I need every line of the material below that includes the string "Analysis".

***** STUDY MATERIAL

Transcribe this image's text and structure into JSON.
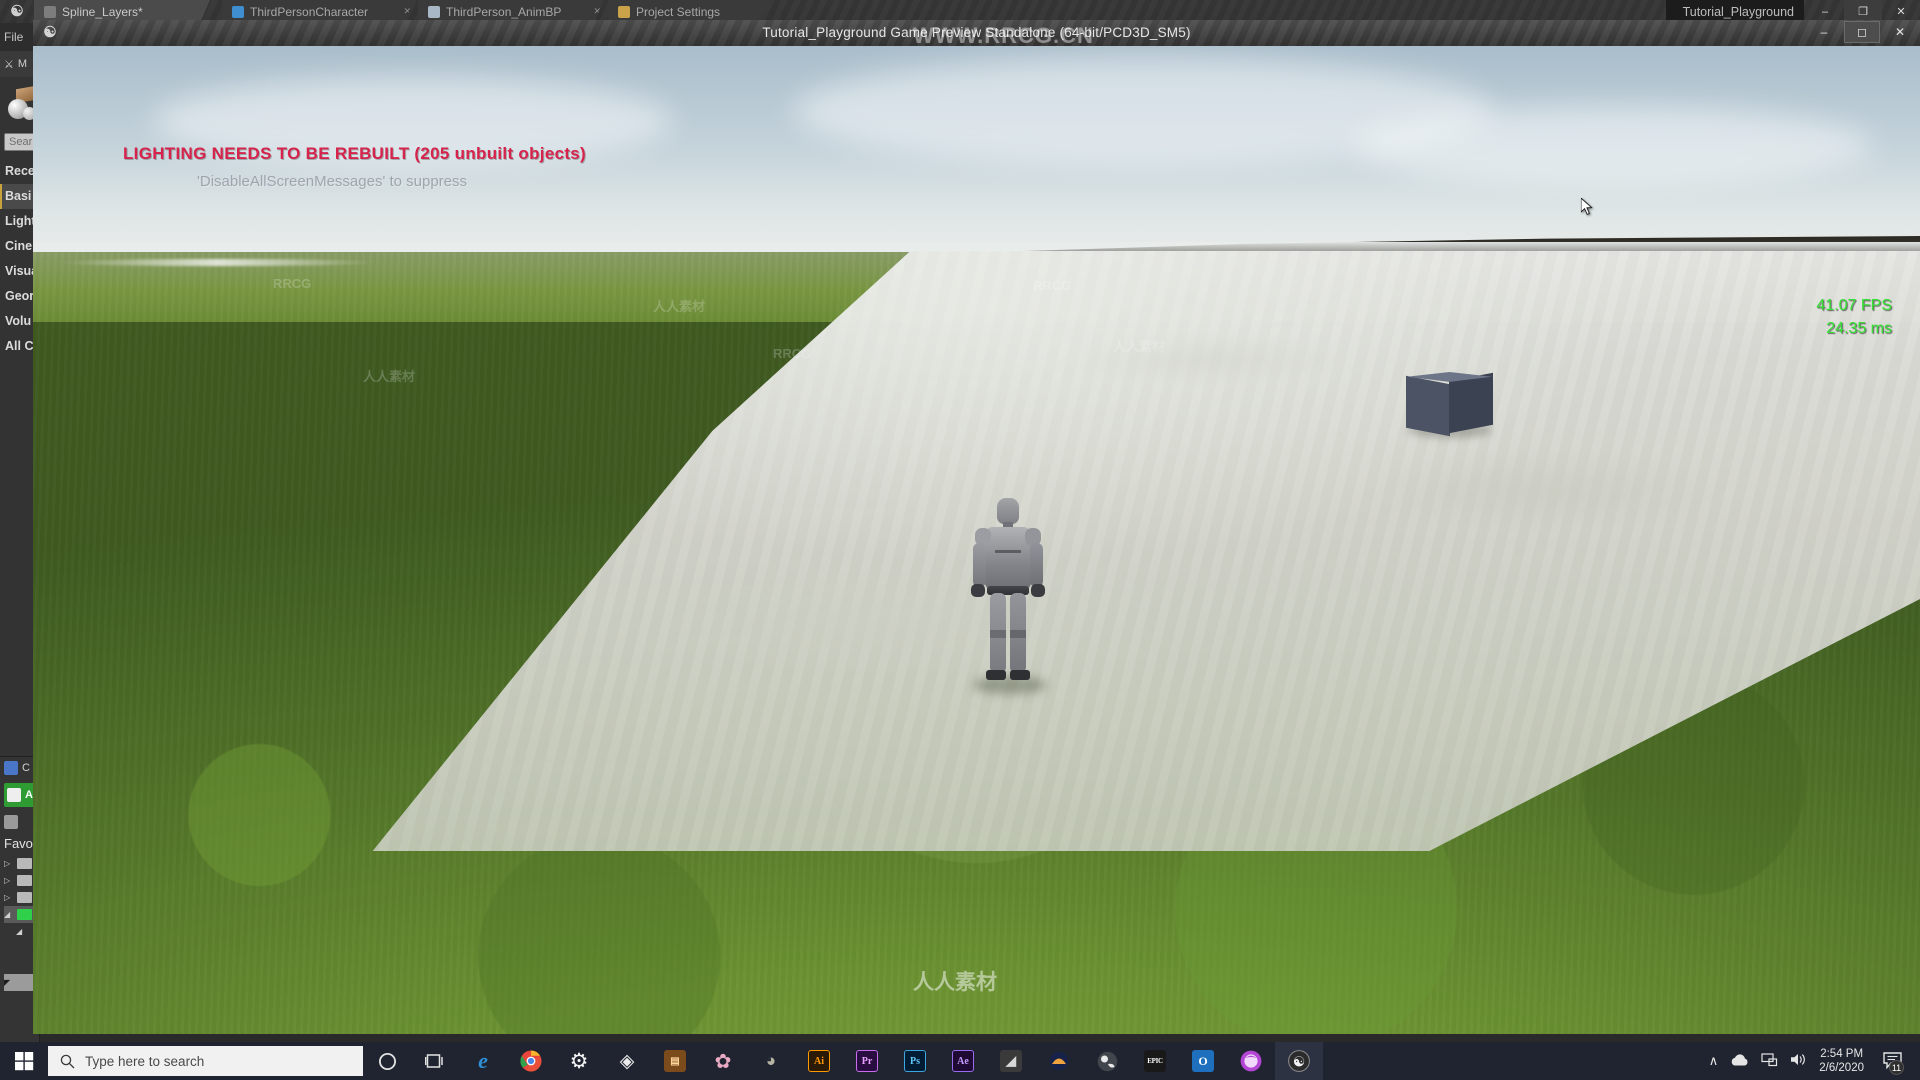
{
  "editor": {
    "logo_icon": "unreal-engine-logo-icon",
    "menu": {
      "file_label": "File"
    },
    "tabs": [
      {
        "label": "Spline_Layers*",
        "icon": "level-icon",
        "icon_color": "#7d7d7d",
        "active": true
      },
      {
        "label": "ThirdPersonCharacter",
        "icon": "blueprint-icon",
        "icon_color": "#3f8fd0",
        "active": false
      },
      {
        "label": "ThirdPerson_AnimBP",
        "icon": "anim-blueprint-icon",
        "icon_color": "#a9b8c6",
        "active": false
      },
      {
        "label": "Project Settings",
        "icon": "gear-icon",
        "icon_color": "#c9a24a",
        "active": false
      }
    ],
    "right_tab": {
      "label": "Tutorial_Playground",
      "icon": "unreal-project-icon"
    },
    "window_buttons": {
      "minimize": "–",
      "maximize": "❐",
      "close": "✕"
    },
    "place_actors": {
      "title": "M",
      "search_placeholder": "Sear",
      "categories": [
        {
          "label": "Rece",
          "selected": false
        },
        {
          "label": "Basi",
          "selected": true
        },
        {
          "label": "Light",
          "selected": false
        },
        {
          "label": "Cine",
          "selected": false
        },
        {
          "label": "Visua",
          "selected": false
        },
        {
          "label": "Geor",
          "selected": false
        },
        {
          "label": "Volu",
          "selected": false
        },
        {
          "label": "All Cl",
          "selected": false
        }
      ]
    },
    "content_browser": {
      "tab_label": "C",
      "add_new_label": "A",
      "favorites_label": "Favo",
      "tree_items": [
        {
          "arrow": "▷",
          "selected": false,
          "green": false
        },
        {
          "arrow": "▷",
          "selected": false,
          "green": false
        },
        {
          "arrow": "▷",
          "selected": false,
          "green": false
        },
        {
          "arrow": "◢",
          "selected": true,
          "green": true
        },
        {
          "arrow": "◢",
          "selected": false,
          "green": false
        },
        {
          "arrow": "◤",
          "selected": true,
          "green": false
        }
      ]
    }
  },
  "game_window": {
    "title": "Tutorial_Playground Game Preview Standalone (64-bit/PCD3D_SM5)",
    "logo_icon": "unreal-engine-logo-icon",
    "window_buttons": {
      "minimize": "–",
      "restore": "❐",
      "close": "✕"
    },
    "messages": {
      "lighting_warning": "LIGHTING NEEDS TO BE REBUILT (205 unbuilt objects)",
      "lighting_warning_color": "#d6234c",
      "suppress_hint": "'DisableAllScreenMessages' to suppress",
      "suppress_hint_color": "#9fa5ad"
    },
    "stats": {
      "fps": "41.07 FPS",
      "frametime": "24.35 ms",
      "color": "#35e235"
    },
    "scene": {
      "character_name": "third-person-mannequin",
      "cube_name": "static-mesh-cube",
      "cursor_name": "mouse-cursor"
    }
  },
  "watermarks": {
    "top": "WWW.RRCG.CN",
    "bottom": "人人素材",
    "tiles": [
      "RRCG",
      "人人素材",
      "RRCG",
      "人人素材",
      "RRCG",
      "人人素材"
    ]
  },
  "taskbar": {
    "start_label": "start-button",
    "search_placeholder": "Type here to search",
    "search_value": "",
    "icons": [
      {
        "name": "cortana-icon",
        "glyph": "○",
        "label": "",
        "color": "#e8e8e8",
        "bg": "transparent",
        "active": false
      },
      {
        "name": "task-view-icon",
        "glyph": "⧉",
        "label": "",
        "color": "#e8e8e8",
        "bg": "transparent",
        "active": false
      },
      {
        "name": "microsoft-edge-icon",
        "glyph": "e",
        "label": "",
        "color": "#2e8fd4",
        "bg": "transparent",
        "active": false
      },
      {
        "name": "google-chrome-icon",
        "glyph": "●",
        "label": "",
        "color": "#dd5144",
        "bg": "transparent",
        "active": false
      },
      {
        "name": "settings-gear-icon",
        "glyph": "⚙",
        "label": "",
        "color": "#f0f0f0",
        "bg": "transparent",
        "active": false
      },
      {
        "name": "sublime-text-icon",
        "glyph": "◈",
        "label": "",
        "color": "#e8e8e8",
        "bg": "transparent",
        "active": false
      },
      {
        "name": "winrar-icon",
        "glyph": "▤",
        "label": "",
        "color": "#e08a2a",
        "bg": "transparent",
        "active": false
      },
      {
        "name": "paint-icon",
        "glyph": "✿",
        "label": "",
        "color": "#e7b2c8",
        "bg": "transparent",
        "active": false
      },
      {
        "name": "gimp-icon",
        "glyph": "◕",
        "label": "",
        "color": "#b9b5a6",
        "bg": "transparent",
        "active": false
      },
      {
        "name": "adobe-illustrator-icon",
        "glyph": "Ai",
        "label": "Ai",
        "color": "#ff9a00",
        "bg": "#2b1a06",
        "active": false
      },
      {
        "name": "adobe-premiere-icon",
        "glyph": "Pr",
        "label": "Pr",
        "color": "#e6a0ff",
        "bg": "#2a0d40",
        "active": false
      },
      {
        "name": "adobe-photoshop-icon",
        "glyph": "Ps",
        "label": "Ps",
        "color": "#5fc9f8",
        "bg": "#021c33",
        "active": false
      },
      {
        "name": "adobe-after-effects-icon",
        "glyph": "Ae",
        "label": "Ae",
        "color": "#c49bff",
        "bg": "#1f0a33",
        "active": false
      },
      {
        "name": "nvidia-geforce-icon",
        "glyph": "◢",
        "label": "",
        "color": "#cfcfcf",
        "bg": "#3a3a3a",
        "active": false
      },
      {
        "name": "audacity-icon",
        "glyph": "◖",
        "label": "",
        "color": "#f0a23c",
        "bg": "transparent",
        "active": false
      },
      {
        "name": "obs-studio-icon",
        "glyph": "◎",
        "label": "",
        "color": "#d8d8d8",
        "bg": "transparent",
        "active": false
      },
      {
        "name": "epic-games-launcher-icon",
        "glyph": "EPIC",
        "label": "EPIC",
        "color": "#ffffff",
        "bg": "#1d1d1d",
        "active": false
      },
      {
        "name": "outlook-icon",
        "glyph": "O",
        "label": "O",
        "color": "#ffffff",
        "bg": "#1e6fbe",
        "active": false
      },
      {
        "name": "discord-icon",
        "glyph": "●",
        "label": "",
        "color": "#f2dcff",
        "bg": "#b446d6",
        "active": false
      },
      {
        "name": "unreal-engine-icon",
        "glyph": "♈",
        "label": "",
        "color": "#e8e8e8",
        "bg": "transparent",
        "active": true
      }
    ],
    "tray": {
      "chevron": "∧",
      "onedrive_icon": "cloud-icon",
      "network_icon": "network-icon",
      "volume_icon": "speaker-icon",
      "time": "2:54 PM",
      "date": "2/6/2020",
      "notifications_icon": "action-center-icon",
      "notifications_count": "11"
    }
  }
}
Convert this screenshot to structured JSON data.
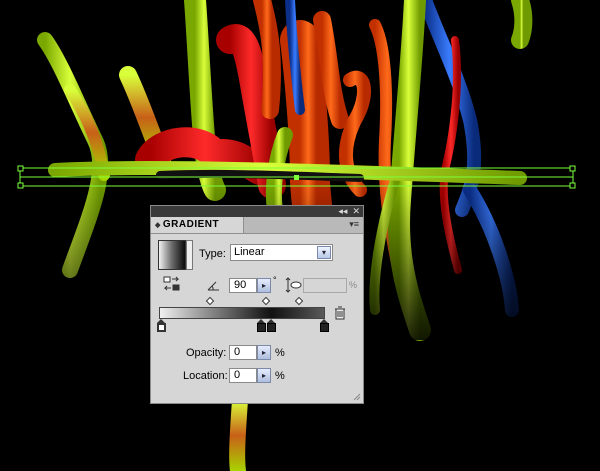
{
  "panel": {
    "title": "GRADIENT",
    "tab_arrows": "◆",
    "collapse_glyph": "◂◂",
    "close_glyph": "✕",
    "menu_glyph": "▾≡",
    "type_label": "Type:",
    "type_value": "Linear",
    "angle_value": "90",
    "degree_symbol": "°",
    "aspect_percent": "%",
    "opacity_label": "Opacity:",
    "opacity_value": "0",
    "opacity_unit": "%",
    "location_label": "Location:",
    "location_value": "0",
    "location_unit": "%",
    "stepper_glyph": "▸",
    "dropdown_glyph": "▾"
  },
  "icons": {
    "reverse": "reverse-gradient-icon",
    "angle": "angle-icon",
    "aspect": "aspect-ratio-icon",
    "trash": "delete-stop-icon"
  },
  "colors": {
    "lime": "#b6e000",
    "orange": "#ff4a00",
    "red": "#e60000",
    "blue": "#1a5ad6",
    "selection": "#7dff3a"
  }
}
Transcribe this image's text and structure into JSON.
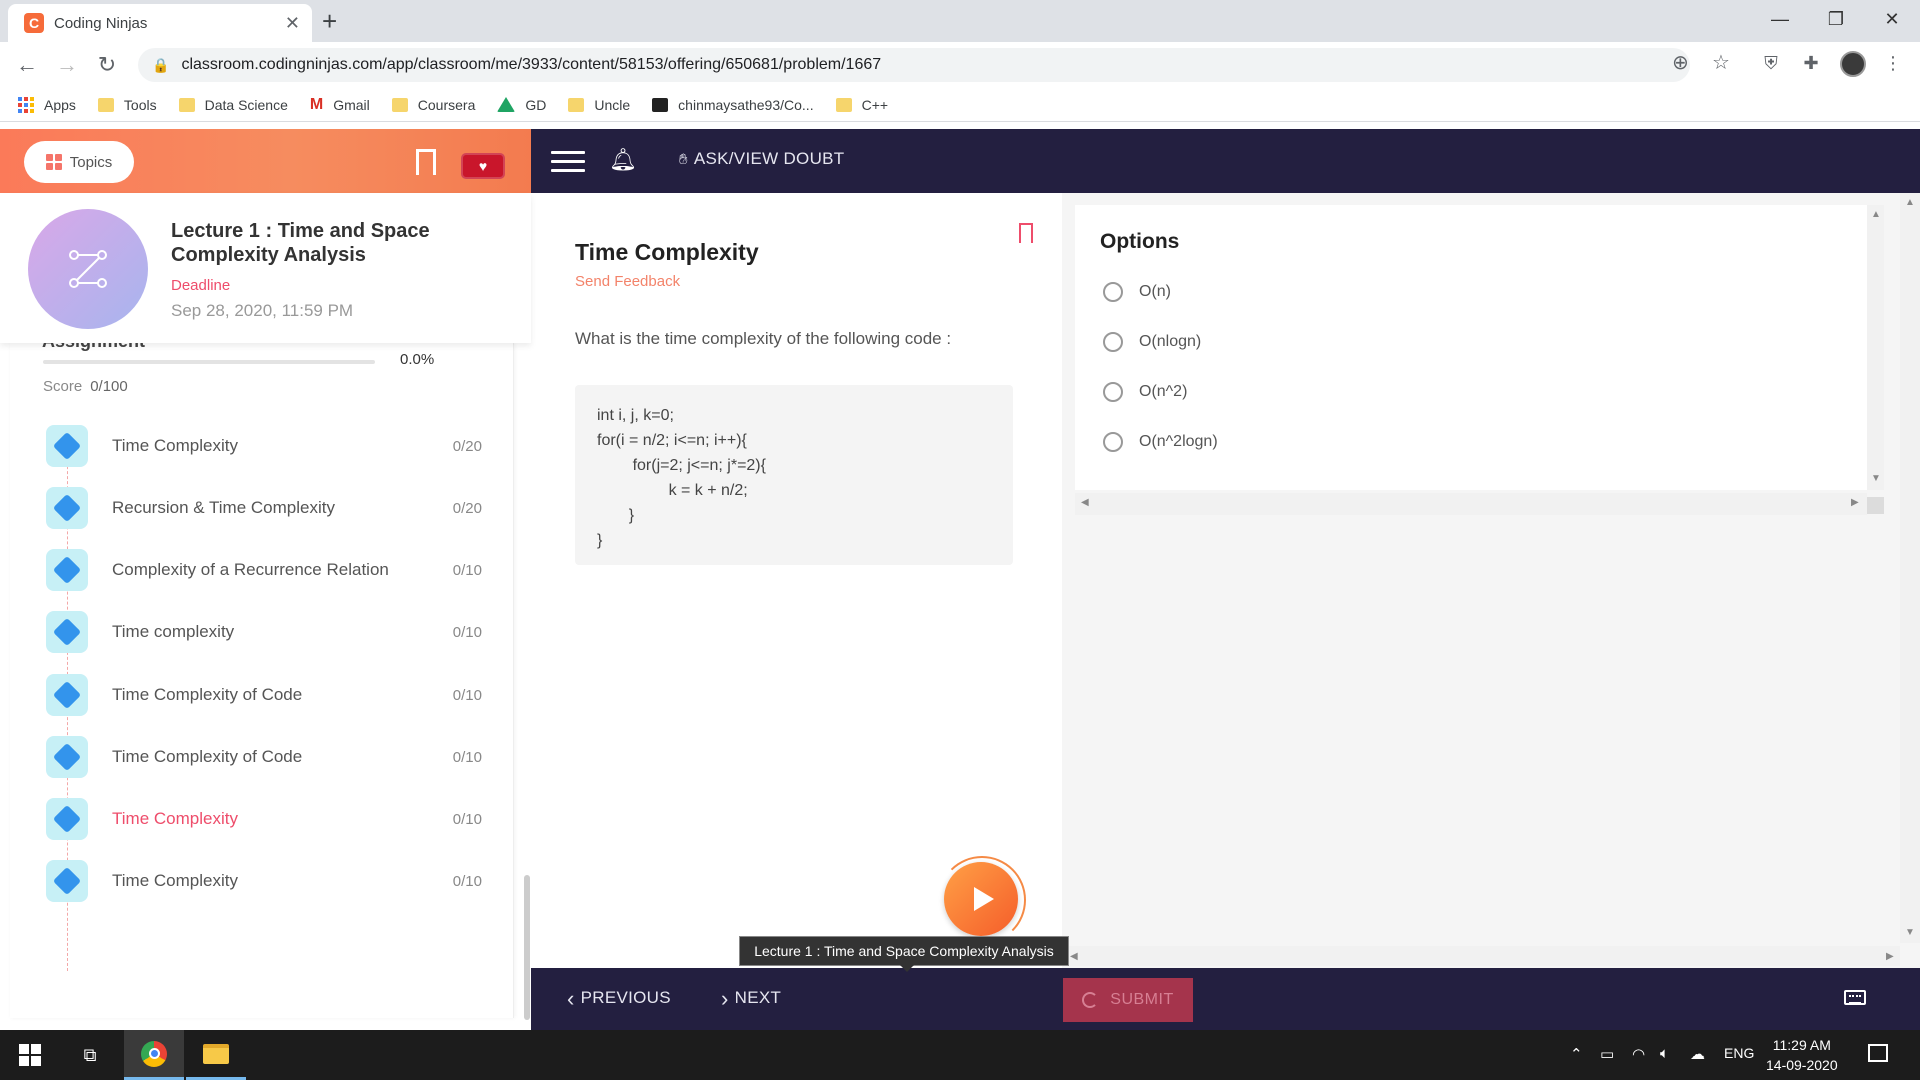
{
  "browser": {
    "tab_title": "Coding Ninjas",
    "tab_favicon": "C",
    "url": "classroom.codingninjas.com/app/classroom/me/3933/content/58153/offering/650681/problem/1667",
    "bookmarks": [
      "Apps",
      "Tools",
      "Data Science",
      "Gmail",
      "Coursera",
      "GD",
      "Uncle",
      "chinmaysathe93/Co...",
      "C++"
    ]
  },
  "header": {
    "topics_label": "Topics",
    "doubt_label": "ASK/VIEW DOUBT"
  },
  "lecture": {
    "title": "Lecture 1 : Time and Space Complexity Analysis",
    "deadline_label": "Deadline",
    "deadline_date": "Sep 28, 2020, 11:59 PM"
  },
  "assignment": {
    "heading": "Assignment",
    "progress_pct": "0.0%",
    "progress_value": 0,
    "score_label": "Score",
    "score_value": "0/100",
    "items": [
      {
        "name": "Time Complexity",
        "score": "0/20",
        "active": false
      },
      {
        "name": "Recursion & Time Complexity",
        "score": "0/20",
        "active": false
      },
      {
        "name": "Complexity of a Recurrence Relation",
        "score": "0/10",
        "active": false
      },
      {
        "name": "Time complexity",
        "score": "0/10",
        "active": false
      },
      {
        "name": "Time Complexity of Code",
        "score": "0/10",
        "active": false
      },
      {
        "name": "Time Complexity of Code",
        "score": "0/10",
        "active": false
      },
      {
        "name": "Time Complexity",
        "score": "0/10",
        "active": true
      },
      {
        "name": "Time Complexity",
        "score": "0/10",
        "active": false
      }
    ]
  },
  "question": {
    "title": "Time Complexity",
    "feedback_label": "Send Feedback",
    "text": "What is the time complexity of the following code :",
    "code": [
      "int i, j, k=0;",
      "for(i = n/2; i<=n; i++){",
      "        for(j=2; j<=n; j*=2){",
      "        k = k + n/2;",
      "    }",
      "}"
    ]
  },
  "options": {
    "title": "Options",
    "choices": [
      "O(n)",
      "O(nlogn)",
      "O(n^2)",
      "O(n^2logn)"
    ]
  },
  "tooltip": "Lecture 1 : Time and Space Complexity Analysis",
  "footer": {
    "previous_label": "PREVIOUS",
    "next_label": "NEXT",
    "submit_label": "SUBMIT"
  },
  "taskbar": {
    "lang": "ENG",
    "time": "11:29 AM",
    "date": "14-09-2020"
  },
  "colors": {
    "accent": "#ee4d6b",
    "dark_header": "#231f40",
    "orange": "#f68c5f"
  }
}
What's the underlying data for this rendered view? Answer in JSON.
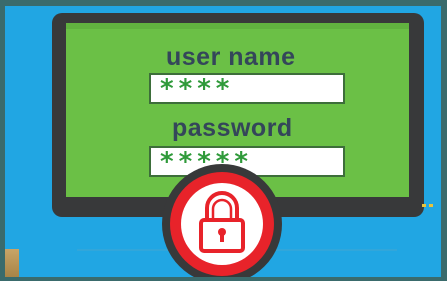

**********

FINISHED TASK:
    "title": "Lecture 1 : Time and Space Complexity Analysis",
  "tooltip": "Lecture 1 : Time and Space Complexity Analysis",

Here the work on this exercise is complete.